## PROBLEM STATEMENT
Find the word "Labels" in the records below. List each line containing it.

▼

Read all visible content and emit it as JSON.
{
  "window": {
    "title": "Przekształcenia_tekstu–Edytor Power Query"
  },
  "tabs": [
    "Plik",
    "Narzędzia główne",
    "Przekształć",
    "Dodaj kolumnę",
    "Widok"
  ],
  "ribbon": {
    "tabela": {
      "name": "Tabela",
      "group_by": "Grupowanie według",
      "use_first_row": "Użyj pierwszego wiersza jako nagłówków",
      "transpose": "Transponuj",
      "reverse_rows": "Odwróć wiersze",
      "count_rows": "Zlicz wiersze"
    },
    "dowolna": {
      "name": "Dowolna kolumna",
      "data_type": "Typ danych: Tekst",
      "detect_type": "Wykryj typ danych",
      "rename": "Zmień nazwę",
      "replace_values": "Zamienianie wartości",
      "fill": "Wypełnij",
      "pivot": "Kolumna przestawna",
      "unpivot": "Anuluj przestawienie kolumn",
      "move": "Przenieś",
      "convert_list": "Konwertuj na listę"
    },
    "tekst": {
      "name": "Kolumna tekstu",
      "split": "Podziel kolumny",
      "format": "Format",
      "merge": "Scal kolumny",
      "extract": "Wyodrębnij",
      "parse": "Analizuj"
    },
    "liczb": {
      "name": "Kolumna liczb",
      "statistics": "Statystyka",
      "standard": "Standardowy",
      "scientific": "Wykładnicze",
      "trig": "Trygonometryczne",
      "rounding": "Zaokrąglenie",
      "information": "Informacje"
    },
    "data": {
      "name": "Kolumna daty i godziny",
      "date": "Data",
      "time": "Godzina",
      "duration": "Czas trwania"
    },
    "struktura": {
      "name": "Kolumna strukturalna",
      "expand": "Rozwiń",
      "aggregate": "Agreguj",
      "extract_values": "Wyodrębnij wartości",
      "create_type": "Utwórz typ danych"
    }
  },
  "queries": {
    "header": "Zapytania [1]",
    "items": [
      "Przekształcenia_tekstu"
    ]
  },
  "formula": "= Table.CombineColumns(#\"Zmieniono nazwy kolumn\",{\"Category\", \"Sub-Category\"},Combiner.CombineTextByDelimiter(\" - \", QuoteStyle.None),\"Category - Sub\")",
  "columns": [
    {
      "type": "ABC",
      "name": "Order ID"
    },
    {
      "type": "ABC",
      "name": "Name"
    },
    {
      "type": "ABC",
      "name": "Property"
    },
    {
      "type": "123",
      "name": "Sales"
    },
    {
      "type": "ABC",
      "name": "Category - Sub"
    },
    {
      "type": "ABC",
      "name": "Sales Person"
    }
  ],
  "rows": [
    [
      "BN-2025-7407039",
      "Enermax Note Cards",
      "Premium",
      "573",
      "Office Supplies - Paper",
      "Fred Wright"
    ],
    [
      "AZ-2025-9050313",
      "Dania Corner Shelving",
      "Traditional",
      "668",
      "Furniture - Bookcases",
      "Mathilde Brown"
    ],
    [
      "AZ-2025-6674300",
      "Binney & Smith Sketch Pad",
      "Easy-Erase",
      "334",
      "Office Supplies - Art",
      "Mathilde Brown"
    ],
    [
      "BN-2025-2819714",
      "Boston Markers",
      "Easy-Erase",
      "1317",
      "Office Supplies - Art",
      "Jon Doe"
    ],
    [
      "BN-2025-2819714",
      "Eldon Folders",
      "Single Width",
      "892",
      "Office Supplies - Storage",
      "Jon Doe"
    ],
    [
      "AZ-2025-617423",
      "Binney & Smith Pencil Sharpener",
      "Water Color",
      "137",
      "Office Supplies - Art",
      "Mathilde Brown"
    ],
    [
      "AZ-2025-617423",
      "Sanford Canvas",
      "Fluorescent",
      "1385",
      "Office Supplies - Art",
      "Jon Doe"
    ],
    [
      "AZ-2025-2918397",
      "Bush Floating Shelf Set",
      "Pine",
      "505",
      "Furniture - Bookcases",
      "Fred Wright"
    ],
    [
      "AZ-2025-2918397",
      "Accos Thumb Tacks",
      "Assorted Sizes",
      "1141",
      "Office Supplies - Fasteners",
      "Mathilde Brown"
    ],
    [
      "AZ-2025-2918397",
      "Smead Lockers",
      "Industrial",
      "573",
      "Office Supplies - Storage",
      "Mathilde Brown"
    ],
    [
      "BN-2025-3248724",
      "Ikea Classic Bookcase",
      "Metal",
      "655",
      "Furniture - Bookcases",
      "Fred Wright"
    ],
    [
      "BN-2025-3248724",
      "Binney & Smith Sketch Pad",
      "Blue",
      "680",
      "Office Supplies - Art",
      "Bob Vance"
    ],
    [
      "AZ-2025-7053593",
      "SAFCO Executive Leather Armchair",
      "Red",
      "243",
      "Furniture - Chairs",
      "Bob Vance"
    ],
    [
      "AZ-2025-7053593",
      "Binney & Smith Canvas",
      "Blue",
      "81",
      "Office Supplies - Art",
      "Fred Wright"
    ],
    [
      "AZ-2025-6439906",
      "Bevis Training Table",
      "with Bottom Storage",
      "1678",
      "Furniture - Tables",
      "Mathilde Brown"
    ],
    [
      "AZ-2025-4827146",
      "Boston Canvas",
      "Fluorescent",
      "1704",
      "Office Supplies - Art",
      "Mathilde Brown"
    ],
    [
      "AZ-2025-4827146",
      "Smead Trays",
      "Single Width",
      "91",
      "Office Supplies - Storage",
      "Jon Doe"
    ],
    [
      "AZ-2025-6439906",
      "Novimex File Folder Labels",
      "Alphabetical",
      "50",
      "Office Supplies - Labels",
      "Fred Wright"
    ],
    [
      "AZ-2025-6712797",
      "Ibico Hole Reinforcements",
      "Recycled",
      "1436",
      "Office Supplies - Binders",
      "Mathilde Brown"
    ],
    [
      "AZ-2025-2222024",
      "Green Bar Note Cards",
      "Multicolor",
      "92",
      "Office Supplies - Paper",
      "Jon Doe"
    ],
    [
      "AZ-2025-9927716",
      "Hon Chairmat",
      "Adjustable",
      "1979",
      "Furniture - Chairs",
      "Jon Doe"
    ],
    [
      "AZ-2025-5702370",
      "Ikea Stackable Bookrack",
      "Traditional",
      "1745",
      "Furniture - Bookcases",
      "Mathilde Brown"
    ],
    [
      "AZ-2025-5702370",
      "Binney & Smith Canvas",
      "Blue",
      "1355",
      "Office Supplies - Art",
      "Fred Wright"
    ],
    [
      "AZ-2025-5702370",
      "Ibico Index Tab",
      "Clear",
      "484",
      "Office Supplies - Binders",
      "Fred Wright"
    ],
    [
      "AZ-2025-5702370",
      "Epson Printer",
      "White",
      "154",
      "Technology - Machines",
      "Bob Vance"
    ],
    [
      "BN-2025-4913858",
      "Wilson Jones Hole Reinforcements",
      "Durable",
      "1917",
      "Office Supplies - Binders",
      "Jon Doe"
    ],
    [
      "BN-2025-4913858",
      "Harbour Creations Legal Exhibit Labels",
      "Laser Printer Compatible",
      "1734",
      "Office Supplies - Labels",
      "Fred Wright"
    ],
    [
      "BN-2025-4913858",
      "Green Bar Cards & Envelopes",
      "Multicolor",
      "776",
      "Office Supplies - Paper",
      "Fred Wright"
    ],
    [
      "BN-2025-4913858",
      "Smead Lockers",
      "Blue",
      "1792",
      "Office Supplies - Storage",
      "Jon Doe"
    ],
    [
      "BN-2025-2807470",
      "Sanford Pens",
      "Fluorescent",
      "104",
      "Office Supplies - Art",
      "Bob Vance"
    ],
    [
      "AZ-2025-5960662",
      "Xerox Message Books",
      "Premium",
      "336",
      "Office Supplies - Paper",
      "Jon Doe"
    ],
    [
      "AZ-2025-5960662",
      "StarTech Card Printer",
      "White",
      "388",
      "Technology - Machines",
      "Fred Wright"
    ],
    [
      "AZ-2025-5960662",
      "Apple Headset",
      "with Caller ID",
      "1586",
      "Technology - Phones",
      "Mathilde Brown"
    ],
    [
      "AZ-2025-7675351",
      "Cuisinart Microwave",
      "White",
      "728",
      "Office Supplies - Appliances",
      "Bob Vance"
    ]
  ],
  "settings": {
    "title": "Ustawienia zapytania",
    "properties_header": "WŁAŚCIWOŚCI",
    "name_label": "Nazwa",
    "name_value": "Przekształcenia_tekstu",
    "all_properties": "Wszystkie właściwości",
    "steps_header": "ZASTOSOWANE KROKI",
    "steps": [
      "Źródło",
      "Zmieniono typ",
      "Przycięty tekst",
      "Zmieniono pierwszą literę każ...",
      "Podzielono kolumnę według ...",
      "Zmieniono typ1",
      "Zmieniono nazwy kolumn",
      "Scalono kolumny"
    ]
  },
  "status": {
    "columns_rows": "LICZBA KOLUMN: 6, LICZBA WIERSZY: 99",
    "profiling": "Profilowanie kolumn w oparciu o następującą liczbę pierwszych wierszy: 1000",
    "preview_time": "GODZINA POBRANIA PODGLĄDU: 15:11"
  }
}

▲

## RESPONSE TO THIS TASK
      "Novimex File Folder Labels",
      "Office Supplies - Labels",
      "Harbour Creations Legal Exhibit Labels",
      "Office Supplies - Labels",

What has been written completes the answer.